* [Task details]
Which lines of the entries hold the string "Alberta"? Copy each one.

(Records from a dataset)
┏━━

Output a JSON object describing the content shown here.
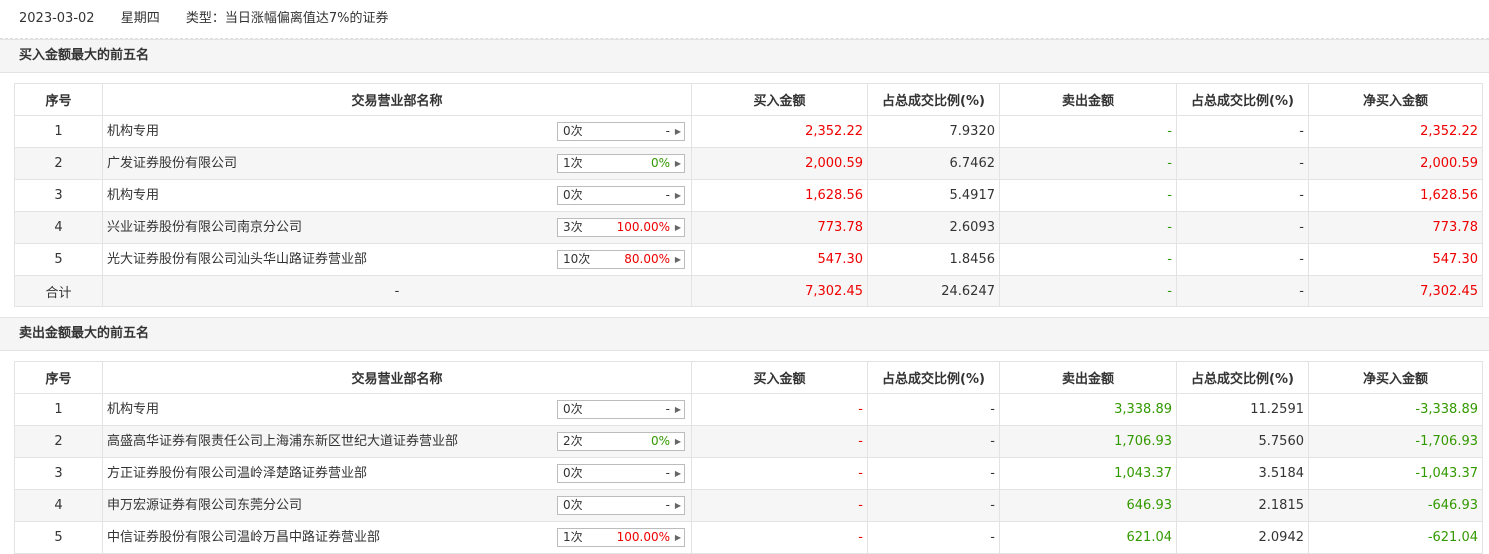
{
  "header": {
    "date": "2023-03-02",
    "weekday": "星期四",
    "type": "类型：当日涨幅偏离值达7%的证券"
  },
  "buy_section": {
    "title": "买入金额最大的前五名",
    "columns": [
      "序号",
      "交易营业部名称",
      "买入金额",
      "占总成交比例(%)",
      "卖出金额",
      "占总成交比例(%)",
      "净买入金额"
    ],
    "rows": [
      {
        "no": "1",
        "name": "机构专用",
        "count": "0次",
        "rate": "-",
        "buy": "2,352.22",
        "buy_ratio": "7.9320",
        "sell": "-",
        "sell_ratio": "-",
        "net": "2,352.22"
      },
      {
        "no": "2",
        "name": "广发证券股份有限公司",
        "count": "1次",
        "rate": "0%",
        "buy": "2,000.59",
        "buy_ratio": "6.7462",
        "sell": "-",
        "sell_ratio": "-",
        "net": "2,000.59"
      },
      {
        "no": "3",
        "name": "机构专用",
        "count": "0次",
        "rate": "-",
        "buy": "1,628.56",
        "buy_ratio": "5.4917",
        "sell": "-",
        "sell_ratio": "-",
        "net": "1,628.56"
      },
      {
        "no": "4",
        "name": "兴业证券股份有限公司南京分公司",
        "count": "3次",
        "rate": "100.00%",
        "buy": "773.78",
        "buy_ratio": "2.6093",
        "sell": "-",
        "sell_ratio": "-",
        "net": "773.78"
      },
      {
        "no": "5",
        "name": "光大证券股份有限公司汕头华山路证券营业部",
        "count": "10次",
        "rate": "80.00%",
        "buy": "547.30",
        "buy_ratio": "1.8456",
        "sell": "-",
        "sell_ratio": "-",
        "net": "547.30"
      }
    ],
    "total": {
      "label": "合计",
      "name": "-",
      "buy": "7,302.45",
      "buy_ratio": "24.6247",
      "sell": "-",
      "sell_ratio": "-",
      "net": "7,302.45"
    }
  },
  "sell_section": {
    "title": "卖出金额最大的前五名",
    "columns": [
      "序号",
      "交易营业部名称",
      "买入金额",
      "占总成交比例(%)",
      "卖出金额",
      "占总成交比例(%)",
      "净买入金额"
    ],
    "rows": [
      {
        "no": "1",
        "name": "机构专用",
        "count": "0次",
        "rate": "-",
        "buy": "-",
        "buy_ratio": "-",
        "sell": "3,338.89",
        "sell_ratio": "11.2591",
        "net": "-3,338.89"
      },
      {
        "no": "2",
        "name": "高盛高华证券有限责任公司上海浦东新区世纪大道证券营业部",
        "count": "2次",
        "rate": "0%",
        "buy": "-",
        "buy_ratio": "-",
        "sell": "1,706.93",
        "sell_ratio": "5.7560",
        "net": "-1,706.93"
      },
      {
        "no": "3",
        "name": "方正证券股份有限公司温岭泽楚路证券营业部",
        "count": "0次",
        "rate": "-",
        "buy": "-",
        "buy_ratio": "-",
        "sell": "1,043.37",
        "sell_ratio": "3.5184",
        "net": "-1,043.37"
      },
      {
        "no": "4",
        "name": "申万宏源证券有限公司东莞分公司",
        "count": "0次",
        "rate": "-",
        "buy": "-",
        "buy_ratio": "-",
        "sell": "646.93",
        "sell_ratio": "2.1815",
        "net": "-646.93"
      },
      {
        "no": "5",
        "name": "中信证券股份有限公司温岭万昌中路证券营业部",
        "count": "1次",
        "rate": "100.00%",
        "buy": "-",
        "buy_ratio": "-",
        "sell": "621.04",
        "sell_ratio": "2.0942",
        "net": "-621.04"
      }
    ]
  },
  "colors": {
    "red": "#ee0000",
    "green": "#339900",
    "border": "#e3e3e3",
    "alt_row": "#f6f6f6"
  },
  "icons": {
    "picker_arrow": "triangle-right-icon"
  }
}
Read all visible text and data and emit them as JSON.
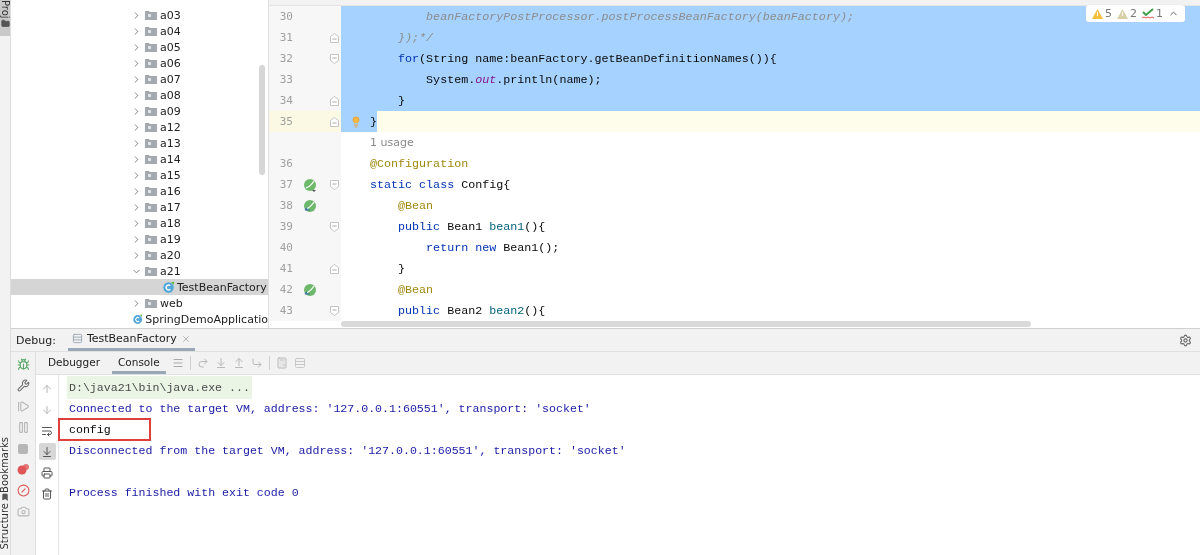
{
  "left_strip": {
    "top_tool": {
      "label": "Proj",
      "selected": true
    },
    "bottom_tools": [
      {
        "label": "Bookmarks"
      },
      {
        "label": "Structure"
      }
    ]
  },
  "project_tree": {
    "items": [
      {
        "kind": "folder",
        "label": "a03",
        "expanded": false,
        "selected": false
      },
      {
        "kind": "folder",
        "label": "a04",
        "expanded": false,
        "selected": false
      },
      {
        "kind": "folder",
        "label": "a05",
        "expanded": false,
        "selected": false
      },
      {
        "kind": "folder",
        "label": "a06",
        "expanded": false,
        "selected": false
      },
      {
        "kind": "folder",
        "label": "a07",
        "expanded": false,
        "selected": false
      },
      {
        "kind": "folder",
        "label": "a08",
        "expanded": false,
        "selected": false
      },
      {
        "kind": "folder",
        "label": "a09",
        "expanded": false,
        "selected": false
      },
      {
        "kind": "folder",
        "label": "a12",
        "expanded": false,
        "selected": false
      },
      {
        "kind": "folder",
        "label": "a13",
        "expanded": false,
        "selected": false
      },
      {
        "kind": "folder",
        "label": "a14",
        "expanded": false,
        "selected": false
      },
      {
        "kind": "folder",
        "label": "a15",
        "expanded": false,
        "selected": false
      },
      {
        "kind": "folder",
        "label": "a16",
        "expanded": false,
        "selected": false
      },
      {
        "kind": "folder",
        "label": "a17",
        "expanded": false,
        "selected": false
      },
      {
        "kind": "folder",
        "label": "a18",
        "expanded": false,
        "selected": false
      },
      {
        "kind": "folder",
        "label": "a19",
        "expanded": false,
        "selected": false
      },
      {
        "kind": "folder",
        "label": "a20",
        "expanded": false,
        "selected": false
      },
      {
        "kind": "folder",
        "label": "a21",
        "expanded": true,
        "selected": false,
        "children": [
          {
            "kind": "class",
            "label": "TestBeanFactory",
            "selected": true
          }
        ]
      },
      {
        "kind": "folder",
        "label": "web",
        "expanded": false,
        "selected": false
      },
      {
        "kind": "class",
        "label": "SpringDemoApplicatio",
        "selected": false
      }
    ]
  },
  "editor": {
    "inspections": [
      {
        "kind": "warning",
        "count": "5"
      },
      {
        "kind": "weak_warning",
        "count": "2"
      },
      {
        "kind": "typo",
        "count": "1"
      }
    ],
    "lines": [
      {
        "kind": "code",
        "number": "30",
        "selected": true,
        "current": false,
        "fold_start": false,
        "fold_end": false,
        "bulb": false,
        "tokens": [
          {
            "t": "        beanFactoryPostProcessor.postProcessBeanFactory(beanFactory);",
            "kind": "comment"
          }
        ]
      },
      {
        "kind": "code",
        "number": "31",
        "selected": true,
        "current": false,
        "fold_start": false,
        "fold_end": true,
        "bulb": false,
        "tokens": [
          {
            "t": "    });*/",
            "kind": "comment"
          }
        ]
      },
      {
        "kind": "code",
        "number": "32",
        "selected": true,
        "current": false,
        "fold_start": true,
        "fold_end": false,
        "bulb": false,
        "tokens": [
          {
            "t": "    for",
            "kind": "keyword"
          },
          {
            "t": "(String name:beanFactory.getBeanDefinitionNames()){",
            "kind": "plain"
          }
        ]
      },
      {
        "kind": "code",
        "number": "33",
        "selected": true,
        "current": false,
        "fold_start": false,
        "fold_end": false,
        "bulb": false,
        "tokens": [
          {
            "t": "        System.",
            "kind": "plain"
          },
          {
            "t": "out",
            "kind": "static"
          },
          {
            "t": ".println(name);",
            "kind": "plain"
          }
        ]
      },
      {
        "kind": "code",
        "number": "34",
        "selected": true,
        "current": false,
        "fold_start": false,
        "fold_end": true,
        "bulb": false,
        "tokens": [
          {
            "t": "    }",
            "kind": "plain"
          }
        ]
      },
      {
        "kind": "code",
        "number": "35",
        "selected": true,
        "current": true,
        "fold_start": false,
        "fold_end": true,
        "bulb": true,
        "tokens": [
          {
            "t": "}",
            "kind": "plain"
          }
        ]
      },
      {
        "kind": "inlay",
        "text": "1 usage"
      },
      {
        "kind": "code",
        "number": "36",
        "selected": false,
        "current": false,
        "fold_start": false,
        "fold_end": false,
        "bulb": false,
        "tokens": [
          {
            "t": "@Configuration",
            "kind": "annotation"
          }
        ]
      },
      {
        "kind": "code",
        "number": "37",
        "selected": false,
        "current": false,
        "fold_start": true,
        "fold_end": false,
        "bulb": false,
        "gutter_icon": {
          "kind": "bean_class"
        },
        "tokens": [
          {
            "t": "static class ",
            "kind": "keyword"
          },
          {
            "t": "Config{",
            "kind": "plain"
          }
        ]
      },
      {
        "kind": "code",
        "number": "38",
        "selected": false,
        "current": false,
        "fold_start": false,
        "fold_end": false,
        "bulb": false,
        "gutter_icon": {
          "kind": "bean_method"
        },
        "tokens": [
          {
            "t": "    @Bean",
            "kind": "annotation"
          }
        ]
      },
      {
        "kind": "code",
        "number": "39",
        "selected": false,
        "current": false,
        "fold_start": true,
        "fold_end": false,
        "bulb": false,
        "tokens": [
          {
            "t": "    public ",
            "kind": "keyword"
          },
          {
            "t": "Bean1 ",
            "kind": "plain"
          },
          {
            "t": "bean1",
            "kind": "method"
          },
          {
            "t": "(){",
            "kind": "plain"
          }
        ]
      },
      {
        "kind": "code",
        "number": "40",
        "selected": false,
        "current": false,
        "fold_start": false,
        "fold_end": false,
        "bulb": false,
        "tokens": [
          {
            "t": "        return new ",
            "kind": "keyword"
          },
          {
            "t": "Bean1();",
            "kind": "plain"
          }
        ]
      },
      {
        "kind": "code",
        "number": "41",
        "selected": false,
        "current": false,
        "fold_start": false,
        "fold_end": true,
        "bulb": false,
        "tokens": [
          {
            "t": "    }",
            "kind": "plain"
          }
        ]
      },
      {
        "kind": "code",
        "number": "42",
        "selected": false,
        "current": false,
        "fold_start": false,
        "fold_end": false,
        "bulb": false,
        "gutter_icon": {
          "kind": "bean_method"
        },
        "tokens": [
          {
            "t": "    @Bean",
            "kind": "annotation"
          }
        ]
      },
      {
        "kind": "code",
        "number": "43",
        "selected": false,
        "current": false,
        "fold_start": true,
        "fold_end": false,
        "bulb": false,
        "tokens": [
          {
            "t": "    public ",
            "kind": "keyword"
          },
          {
            "t": "Bean2 ",
            "kind": "plain"
          },
          {
            "t": "bean2",
            "kind": "method"
          },
          {
            "t": "(){",
            "kind": "plain"
          }
        ]
      }
    ]
  },
  "debug": {
    "label": "Debug:",
    "tabs": [
      {
        "label": "TestBeanFactory",
        "selected": true
      }
    ],
    "subtabs": [
      {
        "label": "Debugger",
        "selected": false
      },
      {
        "label": "Console",
        "selected": true
      }
    ],
    "debug_actions": [
      {
        "kind": "rerun",
        "disabled": false
      },
      {
        "kind": "settings",
        "disabled": false
      },
      {
        "kind": "resume",
        "disabled": true
      },
      {
        "kind": "pause",
        "disabled": true
      },
      {
        "kind": "stop",
        "disabled": true
      },
      {
        "kind": "breakpoints",
        "disabled": false
      },
      {
        "kind": "mute",
        "disabled": false
      },
      {
        "kind": "snapshot",
        "disabled": true
      }
    ],
    "console_actions": [
      {
        "kind": "up",
        "on": false
      },
      {
        "kind": "down",
        "on": false
      },
      {
        "kind": "wrap",
        "on": false
      },
      {
        "kind": "scroll_end",
        "on": true
      },
      {
        "kind": "print",
        "on": false
      },
      {
        "kind": "clear",
        "on": false
      }
    ],
    "console": [
      {
        "kind": "command",
        "text": "D:\\java21\\bin\\java.exe ...",
        "highlighted": false
      },
      {
        "kind": "system",
        "text": "Connected to the target VM, address: '127.0.0.1:60551', transport: 'socket'",
        "highlighted": false
      },
      {
        "kind": "output",
        "text": "config",
        "highlighted": true
      },
      {
        "kind": "system",
        "text": "Disconnected from the target VM, address: '127.0.0.1:60551', transport: 'socket'",
        "highlighted": false
      },
      {
        "kind": "system",
        "text": "Process finished with exit code 0",
        "highlighted": false,
        "blank_before": true
      }
    ]
  }
}
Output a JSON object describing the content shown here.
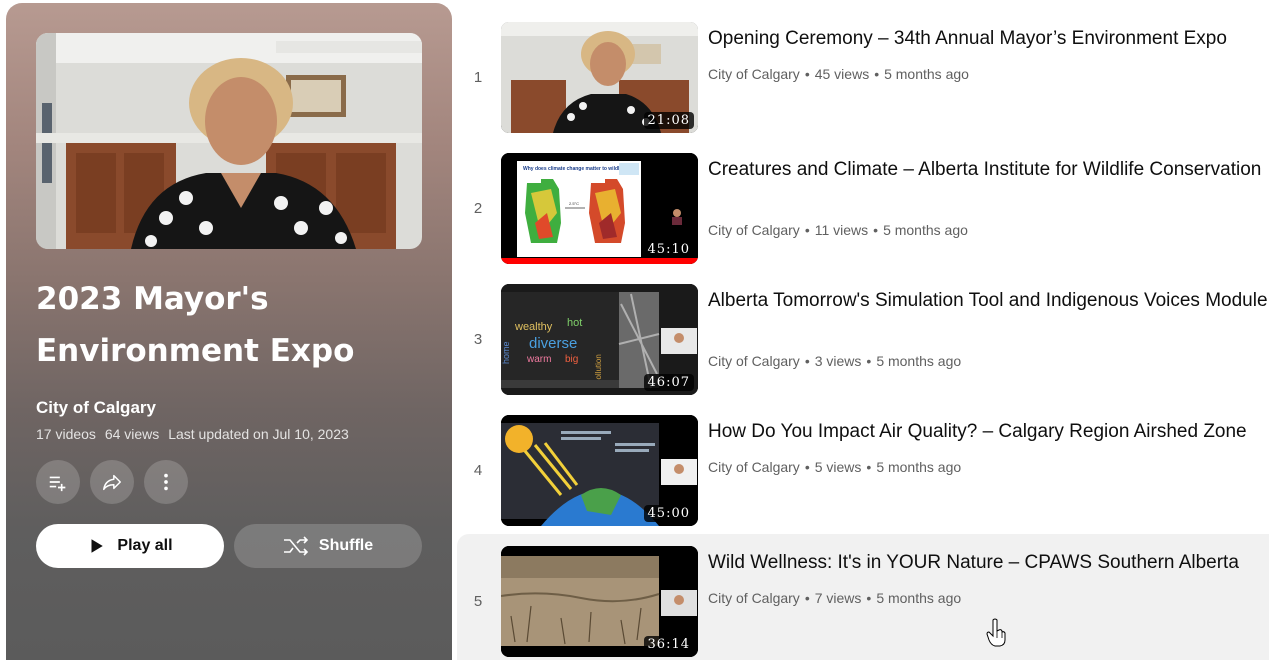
{
  "playlist": {
    "title": "2023 Mayor's Environment Expo",
    "owner": "City of Calgary",
    "video_count": "17 videos",
    "views": "64 views",
    "last_updated": "Last updated on Jul 10, 2023",
    "play_all_label": "Play all",
    "shuffle_label": "Shuffle",
    "icons": [
      "add-to-queue-icon",
      "share-icon",
      "more-vert-icon",
      "play-icon",
      "shuffle-icon"
    ]
  },
  "videos": [
    {
      "index": "1",
      "title": "Opening Ceremony – 34th Annual Mayor’s Environment Expo",
      "channel": "City of Calgary",
      "views": "45 views",
      "age": "5 months ago",
      "duration": "21:08"
    },
    {
      "index": "2",
      "title": "Creatures and Climate – Alberta Institute for Wildlife Conservation",
      "channel": "City of Calgary",
      "views": "11 views",
      "age": "5 months ago",
      "duration": "45:10"
    },
    {
      "index": "3",
      "title": "Alberta Tomorrow's Simulation Tool and Indigenous Voices Module",
      "channel": "City of Calgary",
      "views": "3 views",
      "age": "5 months ago",
      "duration": "46:07"
    },
    {
      "index": "4",
      "title": "How Do You Impact Air Quality? – Calgary Region Airshed Zone",
      "channel": "City of Calgary",
      "views": "5 views",
      "age": "5 months ago",
      "duration": "45:00"
    },
    {
      "index": "5",
      "title": "Wild Wellness: It's in YOUR Nature – CPAWS Southern Alberta",
      "channel": "City of Calgary",
      "views": "7 views",
      "age": "5 months ago",
      "duration": "36:14"
    }
  ],
  "thumb_texts": {
    "v2_slide_title": "Why does climate change matter to wildlife?",
    "v2_arrow": "2.5°C",
    "v3_words": [
      "wealthy",
      "hot",
      "diverse",
      "warm",
      "big",
      "home",
      "pollution"
    ]
  },
  "colors": {
    "accent_red": "#ff0000",
    "text_primary": "#0f0f0f",
    "text_secondary": "#606060",
    "hover_bg": "#f1f1f1"
  }
}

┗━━

* [Solved exercise]
      "title": "Creatures and Climate – Alberta Institute for Wildlife Conservation",
      "title": "Alberta Tomorrow's Simulation Tool and Indigenous Voices Module",
      "title": "Wild Wellness: It's in YOUR Nature – CPAWS Southern Alberta",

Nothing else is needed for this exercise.